Its easy to dive into gardening
- Barbara Ashmun
- Portland Tribune - Features
If you haven't already gardened and experienced the pleasure of growing your own flowers and vegetables, it's never too late.
Some gardeners are lucky enough to grow up beside a green-thumbed grandmother, or have a neighbor who initiates them into the mysteries of seed and soil, but anyone can dive in at any time. A little patch of earth, a few seeds, some water, and you're at the starting line.
You don't need a fancy wardrobe. Most gardeners live in well-worn jeans, sweatshirts and waterproof boots. But it does help to cultivate a few qualities that you can't buy anywhere, not even online.
First, a sense of friendly curiosity. Curiosity about plants and how to nurture them, whether luscious tomatoes that grow from the tiniest seeds, or velvety roses that spring from thorny sticks.
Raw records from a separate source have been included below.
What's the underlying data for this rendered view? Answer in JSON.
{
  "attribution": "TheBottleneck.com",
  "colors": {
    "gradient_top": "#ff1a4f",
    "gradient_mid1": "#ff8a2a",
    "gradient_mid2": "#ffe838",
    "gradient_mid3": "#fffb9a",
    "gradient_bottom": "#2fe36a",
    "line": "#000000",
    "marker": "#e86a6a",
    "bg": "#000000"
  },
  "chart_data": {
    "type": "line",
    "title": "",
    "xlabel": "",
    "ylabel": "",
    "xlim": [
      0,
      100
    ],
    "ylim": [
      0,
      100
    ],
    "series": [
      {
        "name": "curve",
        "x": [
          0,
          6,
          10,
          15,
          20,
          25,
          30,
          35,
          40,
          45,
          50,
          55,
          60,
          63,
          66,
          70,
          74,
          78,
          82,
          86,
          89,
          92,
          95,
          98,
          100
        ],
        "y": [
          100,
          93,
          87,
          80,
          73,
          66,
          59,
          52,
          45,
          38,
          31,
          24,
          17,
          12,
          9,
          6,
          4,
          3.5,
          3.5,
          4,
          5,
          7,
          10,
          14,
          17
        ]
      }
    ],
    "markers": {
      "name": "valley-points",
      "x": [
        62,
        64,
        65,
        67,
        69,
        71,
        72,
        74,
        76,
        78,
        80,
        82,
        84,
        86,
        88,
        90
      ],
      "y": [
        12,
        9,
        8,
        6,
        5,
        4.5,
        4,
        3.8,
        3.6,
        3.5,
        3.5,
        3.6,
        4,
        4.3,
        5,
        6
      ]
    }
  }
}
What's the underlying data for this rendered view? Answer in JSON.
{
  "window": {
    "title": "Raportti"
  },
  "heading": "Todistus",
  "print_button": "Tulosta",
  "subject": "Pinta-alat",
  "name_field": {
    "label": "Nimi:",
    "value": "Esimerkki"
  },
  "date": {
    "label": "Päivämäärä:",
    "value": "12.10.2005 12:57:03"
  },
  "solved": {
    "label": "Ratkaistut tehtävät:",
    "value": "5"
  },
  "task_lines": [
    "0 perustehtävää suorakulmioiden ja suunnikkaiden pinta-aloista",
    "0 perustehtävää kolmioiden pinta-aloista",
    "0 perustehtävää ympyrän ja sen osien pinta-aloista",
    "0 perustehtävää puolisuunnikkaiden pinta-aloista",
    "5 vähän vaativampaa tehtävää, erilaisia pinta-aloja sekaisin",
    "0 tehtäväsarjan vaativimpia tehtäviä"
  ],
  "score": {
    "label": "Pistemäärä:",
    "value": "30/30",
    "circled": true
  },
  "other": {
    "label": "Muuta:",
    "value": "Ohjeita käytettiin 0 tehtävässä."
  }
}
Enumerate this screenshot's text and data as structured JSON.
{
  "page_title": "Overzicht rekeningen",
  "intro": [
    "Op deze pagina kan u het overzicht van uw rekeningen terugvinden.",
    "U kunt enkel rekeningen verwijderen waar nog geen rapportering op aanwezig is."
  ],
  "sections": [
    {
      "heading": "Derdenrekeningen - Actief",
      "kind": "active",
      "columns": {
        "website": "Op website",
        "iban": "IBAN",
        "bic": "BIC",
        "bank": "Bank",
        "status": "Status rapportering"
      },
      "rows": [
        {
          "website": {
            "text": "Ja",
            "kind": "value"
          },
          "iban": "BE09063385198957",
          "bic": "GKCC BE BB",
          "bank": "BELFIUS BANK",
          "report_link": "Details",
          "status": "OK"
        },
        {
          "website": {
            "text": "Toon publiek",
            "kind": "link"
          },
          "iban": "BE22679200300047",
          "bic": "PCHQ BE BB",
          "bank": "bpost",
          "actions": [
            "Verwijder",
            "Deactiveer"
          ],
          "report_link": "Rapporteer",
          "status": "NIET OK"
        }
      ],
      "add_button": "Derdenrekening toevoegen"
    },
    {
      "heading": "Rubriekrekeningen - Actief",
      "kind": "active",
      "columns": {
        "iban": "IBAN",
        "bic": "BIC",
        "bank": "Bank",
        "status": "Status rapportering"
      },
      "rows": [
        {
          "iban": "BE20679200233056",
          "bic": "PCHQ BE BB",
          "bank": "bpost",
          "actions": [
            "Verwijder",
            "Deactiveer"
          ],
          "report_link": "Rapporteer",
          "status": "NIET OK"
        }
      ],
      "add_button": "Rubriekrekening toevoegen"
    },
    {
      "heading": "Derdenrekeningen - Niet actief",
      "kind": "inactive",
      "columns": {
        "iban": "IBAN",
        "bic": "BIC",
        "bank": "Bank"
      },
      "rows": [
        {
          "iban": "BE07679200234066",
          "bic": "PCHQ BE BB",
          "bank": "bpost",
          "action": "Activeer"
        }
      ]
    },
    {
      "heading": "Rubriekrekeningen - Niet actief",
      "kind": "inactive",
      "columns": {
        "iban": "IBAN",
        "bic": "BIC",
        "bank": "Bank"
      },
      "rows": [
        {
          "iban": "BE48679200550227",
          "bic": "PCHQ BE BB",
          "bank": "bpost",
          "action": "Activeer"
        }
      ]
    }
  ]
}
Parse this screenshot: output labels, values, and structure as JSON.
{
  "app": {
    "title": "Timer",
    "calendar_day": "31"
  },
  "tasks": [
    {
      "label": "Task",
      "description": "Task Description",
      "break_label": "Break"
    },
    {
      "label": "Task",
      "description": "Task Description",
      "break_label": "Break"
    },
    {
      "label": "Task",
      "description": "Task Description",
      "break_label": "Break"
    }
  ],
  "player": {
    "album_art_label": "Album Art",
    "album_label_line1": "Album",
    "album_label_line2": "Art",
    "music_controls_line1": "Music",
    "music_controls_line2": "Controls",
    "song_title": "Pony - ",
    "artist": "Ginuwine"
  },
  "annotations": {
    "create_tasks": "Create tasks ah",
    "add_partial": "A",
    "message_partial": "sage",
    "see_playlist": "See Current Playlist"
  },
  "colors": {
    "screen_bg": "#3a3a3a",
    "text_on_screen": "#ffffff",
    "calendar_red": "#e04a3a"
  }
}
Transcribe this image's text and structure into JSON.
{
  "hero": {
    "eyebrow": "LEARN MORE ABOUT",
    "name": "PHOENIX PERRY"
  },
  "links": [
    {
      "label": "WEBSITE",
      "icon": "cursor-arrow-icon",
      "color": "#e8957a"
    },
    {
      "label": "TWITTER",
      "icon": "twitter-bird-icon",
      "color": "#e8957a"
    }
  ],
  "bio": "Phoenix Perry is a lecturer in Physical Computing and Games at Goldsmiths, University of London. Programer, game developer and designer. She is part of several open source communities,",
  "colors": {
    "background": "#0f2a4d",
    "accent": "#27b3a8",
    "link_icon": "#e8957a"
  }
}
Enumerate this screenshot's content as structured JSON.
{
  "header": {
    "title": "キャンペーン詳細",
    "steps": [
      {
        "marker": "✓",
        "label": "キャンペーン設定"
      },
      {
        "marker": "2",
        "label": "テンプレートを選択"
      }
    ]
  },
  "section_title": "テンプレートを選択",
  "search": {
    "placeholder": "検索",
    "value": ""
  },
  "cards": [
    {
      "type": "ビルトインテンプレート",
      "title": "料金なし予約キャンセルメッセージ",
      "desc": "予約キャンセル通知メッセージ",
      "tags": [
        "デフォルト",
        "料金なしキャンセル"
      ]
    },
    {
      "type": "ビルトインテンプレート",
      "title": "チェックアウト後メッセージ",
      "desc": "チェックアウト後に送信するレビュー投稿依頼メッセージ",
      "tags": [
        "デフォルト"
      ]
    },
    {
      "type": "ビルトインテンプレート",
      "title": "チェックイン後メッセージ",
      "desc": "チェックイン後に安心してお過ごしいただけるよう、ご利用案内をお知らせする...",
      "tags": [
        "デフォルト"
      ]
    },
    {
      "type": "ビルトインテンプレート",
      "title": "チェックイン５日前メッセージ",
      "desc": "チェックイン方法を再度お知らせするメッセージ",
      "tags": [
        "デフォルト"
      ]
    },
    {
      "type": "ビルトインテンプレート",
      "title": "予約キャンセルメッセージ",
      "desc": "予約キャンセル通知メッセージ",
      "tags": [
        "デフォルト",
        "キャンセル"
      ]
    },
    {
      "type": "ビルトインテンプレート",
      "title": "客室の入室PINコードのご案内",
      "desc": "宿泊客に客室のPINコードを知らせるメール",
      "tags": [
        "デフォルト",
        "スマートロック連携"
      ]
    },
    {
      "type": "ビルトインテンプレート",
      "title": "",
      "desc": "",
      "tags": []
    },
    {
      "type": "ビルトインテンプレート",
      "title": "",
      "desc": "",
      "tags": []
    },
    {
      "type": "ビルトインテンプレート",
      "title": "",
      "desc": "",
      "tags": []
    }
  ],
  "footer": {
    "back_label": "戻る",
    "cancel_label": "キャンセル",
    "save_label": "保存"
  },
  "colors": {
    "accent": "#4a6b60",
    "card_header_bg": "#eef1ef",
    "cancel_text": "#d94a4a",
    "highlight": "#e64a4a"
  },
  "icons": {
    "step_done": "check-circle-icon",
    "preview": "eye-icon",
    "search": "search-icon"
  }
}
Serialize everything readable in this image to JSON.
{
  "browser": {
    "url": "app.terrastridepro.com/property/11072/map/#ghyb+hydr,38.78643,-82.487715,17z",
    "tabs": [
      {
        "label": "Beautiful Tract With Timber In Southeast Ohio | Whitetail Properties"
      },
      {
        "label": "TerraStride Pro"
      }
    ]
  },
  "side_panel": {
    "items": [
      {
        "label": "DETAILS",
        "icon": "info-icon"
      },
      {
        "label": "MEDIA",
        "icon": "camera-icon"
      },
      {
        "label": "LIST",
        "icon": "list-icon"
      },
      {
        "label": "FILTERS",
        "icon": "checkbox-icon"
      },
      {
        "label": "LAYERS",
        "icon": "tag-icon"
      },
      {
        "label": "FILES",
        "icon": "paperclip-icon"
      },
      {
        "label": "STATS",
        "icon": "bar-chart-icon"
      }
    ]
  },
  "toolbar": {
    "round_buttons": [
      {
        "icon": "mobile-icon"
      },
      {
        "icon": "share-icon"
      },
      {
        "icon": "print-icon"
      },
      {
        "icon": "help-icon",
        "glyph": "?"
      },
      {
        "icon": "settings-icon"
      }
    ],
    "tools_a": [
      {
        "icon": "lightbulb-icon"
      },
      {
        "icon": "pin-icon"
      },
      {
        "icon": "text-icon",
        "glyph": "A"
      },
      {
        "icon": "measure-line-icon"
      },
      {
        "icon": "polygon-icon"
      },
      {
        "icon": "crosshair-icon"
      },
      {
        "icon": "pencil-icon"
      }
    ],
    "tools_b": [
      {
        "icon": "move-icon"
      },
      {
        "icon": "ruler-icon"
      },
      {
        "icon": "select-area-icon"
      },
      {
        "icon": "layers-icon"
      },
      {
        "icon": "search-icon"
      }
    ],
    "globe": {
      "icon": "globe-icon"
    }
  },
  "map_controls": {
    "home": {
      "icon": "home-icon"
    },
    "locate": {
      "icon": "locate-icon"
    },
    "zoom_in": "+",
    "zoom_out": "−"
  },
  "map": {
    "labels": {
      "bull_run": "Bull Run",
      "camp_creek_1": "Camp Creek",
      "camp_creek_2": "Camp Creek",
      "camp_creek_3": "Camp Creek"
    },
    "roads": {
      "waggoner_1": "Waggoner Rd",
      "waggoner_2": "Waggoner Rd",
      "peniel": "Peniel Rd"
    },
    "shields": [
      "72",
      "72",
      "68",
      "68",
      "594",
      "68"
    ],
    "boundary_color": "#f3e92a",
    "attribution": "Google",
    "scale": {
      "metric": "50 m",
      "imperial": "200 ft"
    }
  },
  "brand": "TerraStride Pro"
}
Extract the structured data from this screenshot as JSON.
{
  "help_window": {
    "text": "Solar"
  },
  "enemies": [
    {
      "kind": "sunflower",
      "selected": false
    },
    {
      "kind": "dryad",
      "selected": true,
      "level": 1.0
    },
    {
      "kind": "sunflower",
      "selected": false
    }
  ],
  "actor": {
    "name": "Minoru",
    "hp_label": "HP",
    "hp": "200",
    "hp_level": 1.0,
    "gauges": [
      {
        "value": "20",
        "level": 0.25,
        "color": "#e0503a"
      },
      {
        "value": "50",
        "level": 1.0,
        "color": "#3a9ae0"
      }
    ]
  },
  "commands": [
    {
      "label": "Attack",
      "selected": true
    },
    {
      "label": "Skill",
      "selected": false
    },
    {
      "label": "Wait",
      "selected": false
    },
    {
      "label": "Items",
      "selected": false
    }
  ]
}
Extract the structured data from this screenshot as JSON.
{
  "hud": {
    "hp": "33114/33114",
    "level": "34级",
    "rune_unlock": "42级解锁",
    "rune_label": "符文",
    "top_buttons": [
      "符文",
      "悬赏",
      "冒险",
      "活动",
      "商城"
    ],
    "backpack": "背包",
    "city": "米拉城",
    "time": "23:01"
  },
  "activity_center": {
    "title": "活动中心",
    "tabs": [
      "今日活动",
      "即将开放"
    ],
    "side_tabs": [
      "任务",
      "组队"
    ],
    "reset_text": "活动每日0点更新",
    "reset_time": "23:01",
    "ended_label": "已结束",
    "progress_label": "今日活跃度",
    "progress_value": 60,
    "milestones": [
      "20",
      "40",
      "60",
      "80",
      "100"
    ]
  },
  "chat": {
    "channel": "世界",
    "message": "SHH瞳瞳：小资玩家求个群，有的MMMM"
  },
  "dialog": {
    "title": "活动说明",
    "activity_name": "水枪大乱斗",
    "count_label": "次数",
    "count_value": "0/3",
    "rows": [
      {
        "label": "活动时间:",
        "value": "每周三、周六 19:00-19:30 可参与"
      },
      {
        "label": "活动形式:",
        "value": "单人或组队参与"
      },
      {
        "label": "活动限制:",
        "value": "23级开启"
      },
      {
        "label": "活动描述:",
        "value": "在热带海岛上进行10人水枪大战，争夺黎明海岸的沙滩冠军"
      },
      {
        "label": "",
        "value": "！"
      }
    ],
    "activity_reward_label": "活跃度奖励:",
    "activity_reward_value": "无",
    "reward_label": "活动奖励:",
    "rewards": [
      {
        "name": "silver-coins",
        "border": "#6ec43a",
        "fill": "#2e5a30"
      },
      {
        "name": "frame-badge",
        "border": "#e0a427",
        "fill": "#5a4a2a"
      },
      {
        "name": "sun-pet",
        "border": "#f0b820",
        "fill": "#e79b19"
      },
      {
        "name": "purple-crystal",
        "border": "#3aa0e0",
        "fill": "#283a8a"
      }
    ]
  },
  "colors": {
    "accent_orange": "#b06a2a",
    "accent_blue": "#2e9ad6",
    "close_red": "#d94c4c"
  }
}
Curiosity about a wildly contorted tree in a neighbor's garden, that you ask about and discover is a Camperdown elm.
Curiosity about colors and how they enhance each other to make a painterly garden - how orange and pink create iridescence, how purple and yellow make each other pop, how red gives vitality to the picture. Inquisitiveness about the varieties of scent, from sweet mock orange to pungent eucalyptus to downright stinky voodoo lilies. A sense of discovery about the soil and its inhabitants, from earthworms to beetles, about visitors to the garden like chickadees and hummingbirds, about nurseries to visit, and places to travel where great gardens wait to be explored.
It helps to have a fertile imagination, because the imagination grows dreams of the particular garden you long for. The imagination blooms early in the morning, late at night and in all the hours in between, whenever there is some quiet to hear its soft voice. It may summon up a vision of pastel peonies, or dazzling dahlias, or lacy ferns embroidering a woodland floor.
Imagination might take you back to the perfume of lilacs in your auntie's garden, or to a sunny meadow from your childhood where you lay on the grass, watching the clouds stream by. Those images will engender a garden that satisfies your innermost yearnings.
Determination is a must to keep on gardening in the face of winds that blow down trees, of rainstorms that drown daphnes, of harsh cold that kills tender hebes. You'll need persistence to combat sucking aphids, voracious slugs and cruel cutworms. It takes dedication to protect plants to the best of your ability, to look death in the face when it comes, and then drive to the nursery for replacements.
Without a good sense of humor, you're lost. The whole business of gardening is big joke, if you think about it for a minute. You'll start with soil that's imbalanced - too much clay, too much sand, or too many rocks - and spend years amending it with manure, compost, bone meal, lime, blood meal, oyster shells, green sand. You'll spend more money on manure than on jewelry! It will be hard not to laugh when you catch a glimpse of yourself in the mirror, bundled up in fleece, wearing surgical gloves, rubber boots, and old jeans splattered with mud.
You've got to have guts to grow what you love. Never mind what the neighbors think - if you want to tear out the lawn and grow cauliflower, summon up your courage and go for it.
I'll never forget the time a friend brought her husband by my garden in winter, to show him the cottage garden style she wanted for her own place.
'What a mess!' he said, looking at the dormant front yard, with nothing but the bare branches of mock orange and roses, with the slimy old leaves of daylilies and Siberian irises. He couldn't picture the explosion of radiant flowers that my friend remembered from summer. My winter garden is sparse, with only red twig dogwoods and a few evergreens to console me. But I live for spring, summer and fall when I'm outdoors in 'Flowerland' all day long. Grow the garden of your dreams; make yourself happy.
Let desire call out to you and have its way. Even the most experienced gardeners crave at least another handful of lilies, a few more clematis, just one more beautiful container, or bird bath, or another hose - this time one that really doesn't kink. Desire is what keeps us going, what feeds our passion, what drives us toward yet-another gardening season. Don't hesitate, even if you've never tried it - the garden is calling out for you to jump in.